By Jonathan Davies
It would be "foolish to pre-announce" when interest rates will be increase, the Bank of England's deputy governor for monetary policy has told the BBC.
Ben Broadbent said that the bank's Monetary Policy Committee (MPC), which makes the decisions on interest rates, has not set a date that it would like to raise rates by.
He told the BBC that comments made by the governor of the Bank of England Mark Carney, which many have taken to suggest that the MPC has set a timeframe, have been misunderstood.
Mr Broadbent's comments come after 'Super Thursday', on which the Bank of England revealed its decision on interest rates, how the MPC voted and its quarterly economic forecast, for the first time.

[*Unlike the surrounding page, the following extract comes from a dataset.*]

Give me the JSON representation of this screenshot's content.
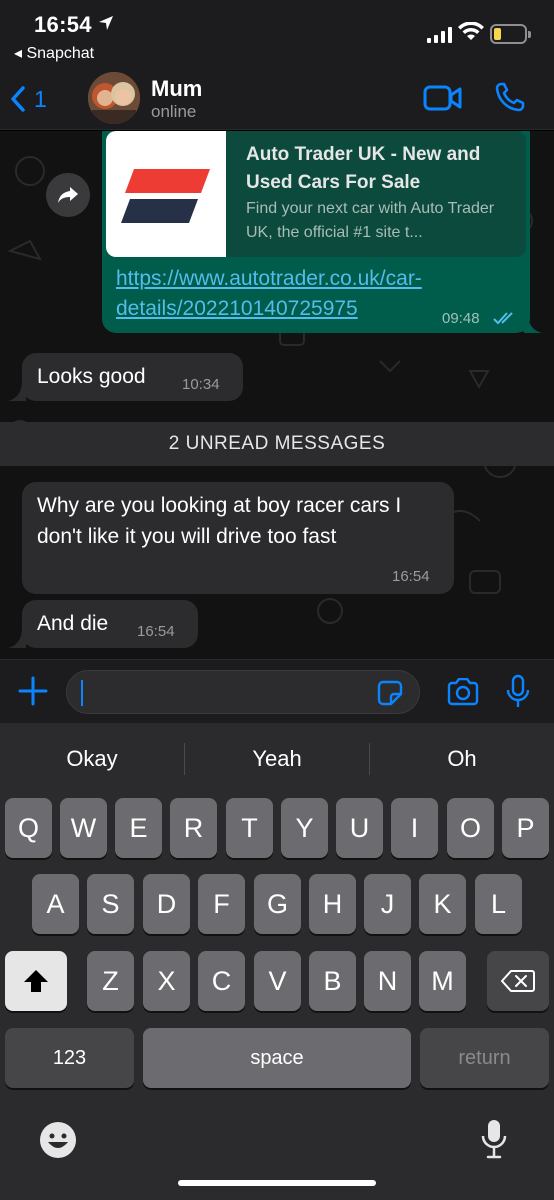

Mr Broadbent said: "We are responding to things that are essentially... unpredictable.
"And that means that it would not just be impossible, it would be foolish to pre-announce some fixed date of interest rate changes."
He added: "The economy clearly is recovering, but we had the most almighty financial crisis and there is still a bit of spare capacity left.
"There is not that much inflationary pressure at the moment, [although] we expect that to build over time."